The Rabhas, so sure of who they were, where they came from, made me aware of my own urban rootlessness
A couple of months ago, I caught myself asking: “What is my identity?” A rather unusual existential question to be asking while sitting in the middle of a remote village set on the lush Assam-Meghalaya border. Especially unusual when you consider that I was enjoying a colourful and skilled theatre performance in this village.
A group of women dressed in traditional Rabha attire was spinning and whirling to a hypnotic, rhythmic beat. A village elder was singing the story of a wise bird. They were accompanied by folk instruments made of animal skin and bamboo sticks. I was munching on fresh fruits gathered from the surrounding forest.
Perhaps the loaded question had always been inside me, struggling to surface. And maybe sipping a glass of the heady, freshly brewed local liquor allowed the question to pop up in my head at just that moment.
Regardless, it got me thinking deeply about contrasting lives and identities. About how the identity of the Rabhas living in the remote village of Jimirigaon — and how do you define remote anyway — was so much in contrast with my own, a rootless, urban existence. The Rabhas seemed so much more sure of who they were, where they came from, and what they wished for from life.
The Rabhas are one of nine Schedule Tribes from the districts on the plains of Assam. The biggest concentration of their population is on the south bank of the Brahmaputra in the districts of Goalpara, Kamrup and Darrang.
I am in the village of Jimirigaon. Time seems to slow down here. And the identity of the Rabhas in this village is intrinsically linked to the slow pace of time. The process of living is savoured. The Rabhas have the look of satisfaction that comes from having reached the destination.
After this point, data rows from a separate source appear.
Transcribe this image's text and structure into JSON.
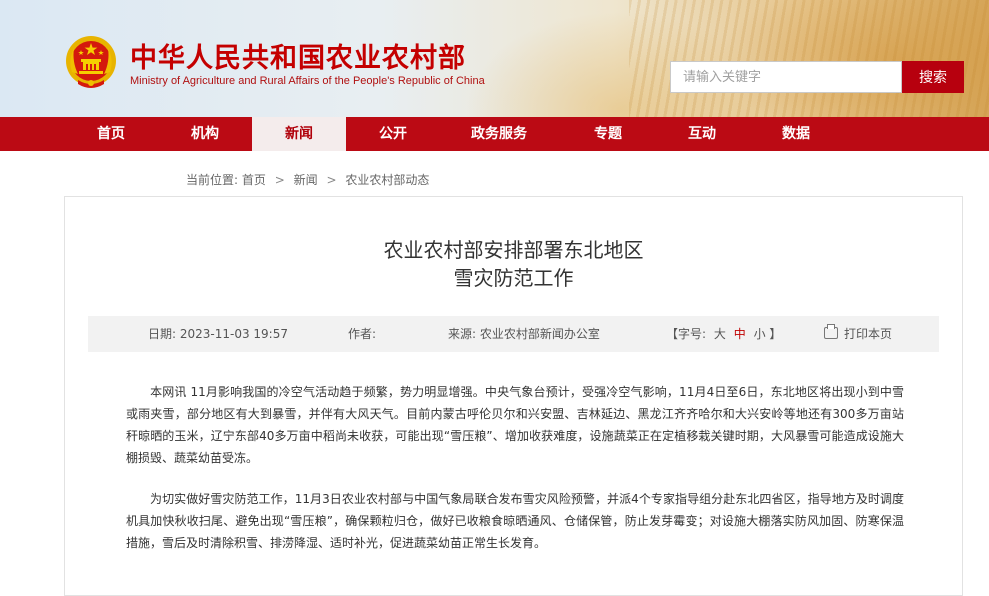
{
  "header": {
    "title_cn": "中华人民共和国农业农村部",
    "title_en": "Ministry of Agriculture and Rural Affairs of the People's Republic of China",
    "search_placeholder": "请输入关键字",
    "search_button": "搜索",
    "emblem_icon": "national-emblem-icon"
  },
  "nav": {
    "items": [
      {
        "label": "首页"
      },
      {
        "label": "机构"
      },
      {
        "label": "新闻",
        "active": true
      },
      {
        "label": "公开"
      },
      {
        "label": "政务服务"
      },
      {
        "label": "专题"
      },
      {
        "label": "互动"
      },
      {
        "label": "数据"
      }
    ]
  },
  "breadcrumb": {
    "prefix": "当前位置:",
    "items": [
      "首页",
      "新闻",
      "农业农村部动态"
    ],
    "separator": ">"
  },
  "article": {
    "title_line1": "农业农村部安排部署东北地区",
    "title_line2": "雪灾防范工作",
    "meta": {
      "date": "日期: 2023-11-03 19:57",
      "author": "作者:",
      "source": "来源: 农业农村部新闻办公室",
      "fontsize_label": "【字号:",
      "fontsize_large": "大",
      "fontsize_medium": "中",
      "fontsize_small": "小",
      "fontsize_close": "】",
      "print": "打印本页",
      "print_icon": "printer-icon"
    },
    "paragraphs": [
      "本网讯 11月影响我国的冷空气活动趋于频繁，势力明显增强。中央气象台预计，受强冷空气影响，11月4日至6日，东北地区将出现小到中雪或雨夹雪，部分地区有大到暴雪，并伴有大风天气。目前内蒙古呼伦贝尔和兴安盟、吉林延边、黑龙江齐齐哈尔和大兴安岭等地还有300多万亩站秆晾晒的玉米，辽宁东部40多万亩中稻尚未收获，可能出现“雪压粮”、增加收获难度，设施蔬菜正在定植移栽关键时期，大风暴雪可能造成设施大棚损毁、蔬菜幼苗受冻。",
      "为切实做好雪灾防范工作，11月3日农业农村部与中国气象局联合发布雪灾风险预警，并派4个专家指导组分赴东北四省区，指导地方及时调度机具加快秋收扫尾、避免出现“雪压粮”，确保颗粒归仓，做好已收粮食晾晒通风、仓储保管，防止发芽霉变；对设施大棚落实防风加固、防寒保温措施，雪后及时清除积雪、排涝降湿、适时补光，促进蔬菜幼苗正常生长发育。"
    ]
  },
  "colors": {
    "brand_red": "#bb0a14",
    "active_tab_bg": "#f4ecec",
    "search_button": "#b7000e"
  }
}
They don’t appear to be in a hurry to reach somewhere, there’s no rush to do things, no struggle for survival.
As a city dweller, I am surrounded always by a stream of people hurrying through their lives; this seems normal to me. Rushing to catch a train, reaching work on time, finding time for entertainment and family. In the mad sprint, our identities — social, cultural, economic — get smudged. And the sole identity retained is that of a person rushing through life. There are many occasions when I don’t eat well or skip meals altogether because I have no time for it. Often, I am disoriented because I sleep in one city and wake up in another. I seldom get to see my loved ones because they are not my top priority in the long list of ‘to dos’. Staying still is not a part of who I am.
As we hurry through our urban lives, we say we are doing it so that we can form our own identity — become a doctor, engineer, fashion model. But when the pace of life consumes all, do we get close to what we set out to achieve? In Jimirigaon, the permanence of the tribal identity made me realise the transience of mine.
The village-dwelling Rabhas are who they are also because of the land they live on; which gives them livelihood and identity. Their food comes from these lands and forests. Their language refers to the soil they live on, the birds that flock the branches of these unique trees, the lakes that quench their thirst.
In contrast, it’s my transient relationship with location that is almost permanent. Constant movement seems to be my mode of living. Urban spaces are landless spaces. We live in vertical structures, separated even physically from the land.
I draw almost nothing from the land I inhabit at any point. On the move at all times, I barely have the time to learn about the history of the city I am in. Many times, I don’t speak the local language. I eat the same foods regardless of where I am. I use uniform, branded products across cities. And I enjoy the material comforts that all urban Indians of a particular socio-economic class get to enjoy.
On my way out of Jimirigaon, I encountered a construction labourer from Kerala who had come here on work. The juggernaut of “development” was slowly crawling towards communities such as the one in Jimirigaon.
It made me realise that while I was craving to halt, some of the younger villagers were yearning to run ahead. They wanted the freedom and anonymity and absence of history that urban spaces offer.
One such person was a dancer. We spoke, she did her best in broken Hindi because I could not understand either Assamese or the Rabha language. In a few minutes, the 17-year-old managed to tell me about her marriage to the man her father had chosen. Her craving for freedom was clear. We parted, each of us searching for new identities.
Published in: The Hindu
Published on: March 23 2019